INPUT MATERIAL:

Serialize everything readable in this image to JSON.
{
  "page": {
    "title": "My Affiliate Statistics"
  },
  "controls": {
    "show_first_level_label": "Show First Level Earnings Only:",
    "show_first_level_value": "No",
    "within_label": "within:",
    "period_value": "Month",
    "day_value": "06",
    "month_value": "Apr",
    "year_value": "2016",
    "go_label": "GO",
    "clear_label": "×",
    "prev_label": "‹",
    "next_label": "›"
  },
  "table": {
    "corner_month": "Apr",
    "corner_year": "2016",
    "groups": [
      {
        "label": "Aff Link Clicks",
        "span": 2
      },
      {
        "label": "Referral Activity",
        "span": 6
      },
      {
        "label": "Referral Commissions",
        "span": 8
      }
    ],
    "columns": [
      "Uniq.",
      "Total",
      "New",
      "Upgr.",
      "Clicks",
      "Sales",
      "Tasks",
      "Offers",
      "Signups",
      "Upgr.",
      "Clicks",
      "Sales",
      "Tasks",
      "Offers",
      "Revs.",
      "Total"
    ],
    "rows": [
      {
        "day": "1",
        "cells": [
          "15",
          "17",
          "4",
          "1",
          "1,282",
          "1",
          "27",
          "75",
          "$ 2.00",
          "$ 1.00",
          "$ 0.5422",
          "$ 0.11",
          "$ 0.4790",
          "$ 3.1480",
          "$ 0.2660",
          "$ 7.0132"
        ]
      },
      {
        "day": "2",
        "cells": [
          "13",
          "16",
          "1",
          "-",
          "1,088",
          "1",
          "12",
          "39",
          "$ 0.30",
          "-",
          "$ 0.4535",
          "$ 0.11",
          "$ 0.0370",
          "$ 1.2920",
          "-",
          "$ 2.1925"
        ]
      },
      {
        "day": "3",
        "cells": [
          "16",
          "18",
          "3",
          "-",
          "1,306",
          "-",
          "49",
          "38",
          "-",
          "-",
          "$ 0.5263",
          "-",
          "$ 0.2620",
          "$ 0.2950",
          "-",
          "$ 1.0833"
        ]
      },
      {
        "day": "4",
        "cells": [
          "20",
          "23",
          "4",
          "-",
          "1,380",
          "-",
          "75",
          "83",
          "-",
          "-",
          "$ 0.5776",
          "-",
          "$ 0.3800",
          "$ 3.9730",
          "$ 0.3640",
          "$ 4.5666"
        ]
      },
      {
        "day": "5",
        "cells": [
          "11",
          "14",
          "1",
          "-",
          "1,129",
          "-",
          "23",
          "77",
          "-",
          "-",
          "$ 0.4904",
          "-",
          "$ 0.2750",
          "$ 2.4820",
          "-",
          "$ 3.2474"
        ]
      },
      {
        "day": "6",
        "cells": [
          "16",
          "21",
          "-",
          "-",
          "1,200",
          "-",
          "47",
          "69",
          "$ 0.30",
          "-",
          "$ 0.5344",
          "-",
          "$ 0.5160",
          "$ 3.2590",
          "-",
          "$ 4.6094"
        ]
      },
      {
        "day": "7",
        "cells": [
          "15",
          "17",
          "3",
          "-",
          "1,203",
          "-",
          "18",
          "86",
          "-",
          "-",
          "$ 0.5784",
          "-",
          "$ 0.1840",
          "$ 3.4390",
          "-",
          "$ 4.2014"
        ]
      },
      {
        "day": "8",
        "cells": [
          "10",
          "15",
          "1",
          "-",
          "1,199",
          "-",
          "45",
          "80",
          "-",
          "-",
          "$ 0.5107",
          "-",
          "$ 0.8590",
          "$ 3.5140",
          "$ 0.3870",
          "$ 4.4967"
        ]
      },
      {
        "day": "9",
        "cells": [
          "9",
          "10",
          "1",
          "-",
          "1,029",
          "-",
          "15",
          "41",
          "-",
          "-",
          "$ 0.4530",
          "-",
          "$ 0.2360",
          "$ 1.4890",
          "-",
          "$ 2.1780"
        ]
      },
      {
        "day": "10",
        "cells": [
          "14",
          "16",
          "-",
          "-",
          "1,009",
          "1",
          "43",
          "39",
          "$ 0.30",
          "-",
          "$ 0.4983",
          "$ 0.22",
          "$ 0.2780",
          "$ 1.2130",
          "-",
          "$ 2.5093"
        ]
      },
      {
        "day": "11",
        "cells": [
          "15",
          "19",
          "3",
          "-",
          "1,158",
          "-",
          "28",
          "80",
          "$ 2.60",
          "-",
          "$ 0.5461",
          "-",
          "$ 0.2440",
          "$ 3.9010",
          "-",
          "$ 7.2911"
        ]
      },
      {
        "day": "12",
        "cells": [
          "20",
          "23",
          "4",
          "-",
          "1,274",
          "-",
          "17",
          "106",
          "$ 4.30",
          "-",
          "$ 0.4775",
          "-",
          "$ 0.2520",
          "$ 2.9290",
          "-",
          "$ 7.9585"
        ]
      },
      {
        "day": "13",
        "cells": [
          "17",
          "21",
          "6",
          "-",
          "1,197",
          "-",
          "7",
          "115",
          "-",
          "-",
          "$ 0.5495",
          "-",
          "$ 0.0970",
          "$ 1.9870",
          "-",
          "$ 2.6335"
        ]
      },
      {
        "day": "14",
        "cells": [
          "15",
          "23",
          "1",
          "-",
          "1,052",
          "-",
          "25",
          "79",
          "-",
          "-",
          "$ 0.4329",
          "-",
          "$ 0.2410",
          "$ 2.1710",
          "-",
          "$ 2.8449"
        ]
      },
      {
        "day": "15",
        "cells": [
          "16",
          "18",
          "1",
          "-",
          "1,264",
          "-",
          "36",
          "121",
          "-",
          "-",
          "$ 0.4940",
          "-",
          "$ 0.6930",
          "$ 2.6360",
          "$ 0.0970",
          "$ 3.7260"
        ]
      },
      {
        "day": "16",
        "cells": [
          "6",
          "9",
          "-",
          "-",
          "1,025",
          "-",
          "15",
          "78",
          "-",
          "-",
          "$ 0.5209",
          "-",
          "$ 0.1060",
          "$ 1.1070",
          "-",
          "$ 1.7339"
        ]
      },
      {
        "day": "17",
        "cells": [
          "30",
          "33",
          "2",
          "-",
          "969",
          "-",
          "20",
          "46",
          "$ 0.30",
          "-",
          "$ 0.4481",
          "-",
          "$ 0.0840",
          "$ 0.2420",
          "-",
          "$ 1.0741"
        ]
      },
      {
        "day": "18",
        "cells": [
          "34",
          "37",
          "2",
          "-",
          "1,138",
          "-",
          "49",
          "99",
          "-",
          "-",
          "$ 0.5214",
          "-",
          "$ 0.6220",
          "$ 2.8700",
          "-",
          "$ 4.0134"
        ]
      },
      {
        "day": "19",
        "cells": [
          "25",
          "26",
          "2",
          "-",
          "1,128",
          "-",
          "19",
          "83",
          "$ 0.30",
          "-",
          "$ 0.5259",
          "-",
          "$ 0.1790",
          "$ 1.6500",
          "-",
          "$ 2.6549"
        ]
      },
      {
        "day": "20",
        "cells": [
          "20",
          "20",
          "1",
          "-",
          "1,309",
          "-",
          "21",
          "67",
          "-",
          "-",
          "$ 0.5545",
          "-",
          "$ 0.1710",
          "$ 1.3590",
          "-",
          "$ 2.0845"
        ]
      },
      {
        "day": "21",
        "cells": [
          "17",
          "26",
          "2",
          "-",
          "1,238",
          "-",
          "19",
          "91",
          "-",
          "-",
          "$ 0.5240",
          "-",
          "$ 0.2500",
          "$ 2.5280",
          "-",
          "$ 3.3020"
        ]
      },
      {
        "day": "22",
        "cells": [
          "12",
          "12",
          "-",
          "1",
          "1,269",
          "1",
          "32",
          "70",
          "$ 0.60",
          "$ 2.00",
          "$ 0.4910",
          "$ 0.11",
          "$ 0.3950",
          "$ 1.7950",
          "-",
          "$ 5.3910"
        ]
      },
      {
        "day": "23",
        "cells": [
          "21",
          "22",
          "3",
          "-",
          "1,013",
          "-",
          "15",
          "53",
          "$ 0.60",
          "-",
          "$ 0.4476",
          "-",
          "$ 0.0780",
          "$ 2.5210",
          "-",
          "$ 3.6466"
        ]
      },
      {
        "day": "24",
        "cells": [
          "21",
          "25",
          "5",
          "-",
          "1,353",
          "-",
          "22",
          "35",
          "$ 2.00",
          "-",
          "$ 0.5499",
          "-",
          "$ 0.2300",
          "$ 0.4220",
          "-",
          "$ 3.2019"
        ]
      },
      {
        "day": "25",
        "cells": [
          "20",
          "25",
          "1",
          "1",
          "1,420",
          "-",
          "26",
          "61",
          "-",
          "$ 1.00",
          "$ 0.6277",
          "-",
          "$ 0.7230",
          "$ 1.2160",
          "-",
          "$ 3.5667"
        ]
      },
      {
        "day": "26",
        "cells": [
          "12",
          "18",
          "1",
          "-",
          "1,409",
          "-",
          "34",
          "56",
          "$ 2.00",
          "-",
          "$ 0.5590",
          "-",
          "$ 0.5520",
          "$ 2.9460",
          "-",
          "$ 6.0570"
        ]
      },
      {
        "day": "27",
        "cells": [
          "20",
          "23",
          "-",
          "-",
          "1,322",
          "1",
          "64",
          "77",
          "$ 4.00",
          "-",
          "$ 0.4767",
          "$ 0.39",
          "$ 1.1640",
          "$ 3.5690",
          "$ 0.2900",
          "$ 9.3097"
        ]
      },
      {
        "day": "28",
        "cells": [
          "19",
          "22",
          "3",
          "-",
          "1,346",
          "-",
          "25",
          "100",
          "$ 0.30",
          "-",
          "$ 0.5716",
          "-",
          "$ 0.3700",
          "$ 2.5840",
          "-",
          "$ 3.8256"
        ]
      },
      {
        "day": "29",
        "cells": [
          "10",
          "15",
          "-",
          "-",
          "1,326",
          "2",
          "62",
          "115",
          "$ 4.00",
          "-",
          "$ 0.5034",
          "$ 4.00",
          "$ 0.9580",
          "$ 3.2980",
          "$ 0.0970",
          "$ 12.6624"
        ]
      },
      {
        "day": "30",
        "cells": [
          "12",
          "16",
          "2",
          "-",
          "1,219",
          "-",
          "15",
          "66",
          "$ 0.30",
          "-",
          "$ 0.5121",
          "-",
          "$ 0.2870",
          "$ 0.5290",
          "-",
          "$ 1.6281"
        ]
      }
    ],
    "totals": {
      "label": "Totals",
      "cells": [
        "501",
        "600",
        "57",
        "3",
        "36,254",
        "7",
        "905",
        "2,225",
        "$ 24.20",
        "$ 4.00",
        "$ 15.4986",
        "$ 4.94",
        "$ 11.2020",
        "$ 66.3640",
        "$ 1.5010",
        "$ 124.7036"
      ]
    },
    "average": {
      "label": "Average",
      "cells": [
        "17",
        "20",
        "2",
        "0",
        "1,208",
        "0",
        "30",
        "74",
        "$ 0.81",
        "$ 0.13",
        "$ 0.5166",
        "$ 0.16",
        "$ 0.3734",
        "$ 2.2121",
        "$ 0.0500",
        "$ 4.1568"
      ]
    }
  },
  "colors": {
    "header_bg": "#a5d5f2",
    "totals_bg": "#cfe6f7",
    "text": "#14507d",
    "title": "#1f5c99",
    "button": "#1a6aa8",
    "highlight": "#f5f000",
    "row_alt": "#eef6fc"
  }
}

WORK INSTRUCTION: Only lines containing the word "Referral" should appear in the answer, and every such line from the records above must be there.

RESPONSE TO THIS TASK:
        "label": "Referral Activity",
        "label": "Referral Commissions",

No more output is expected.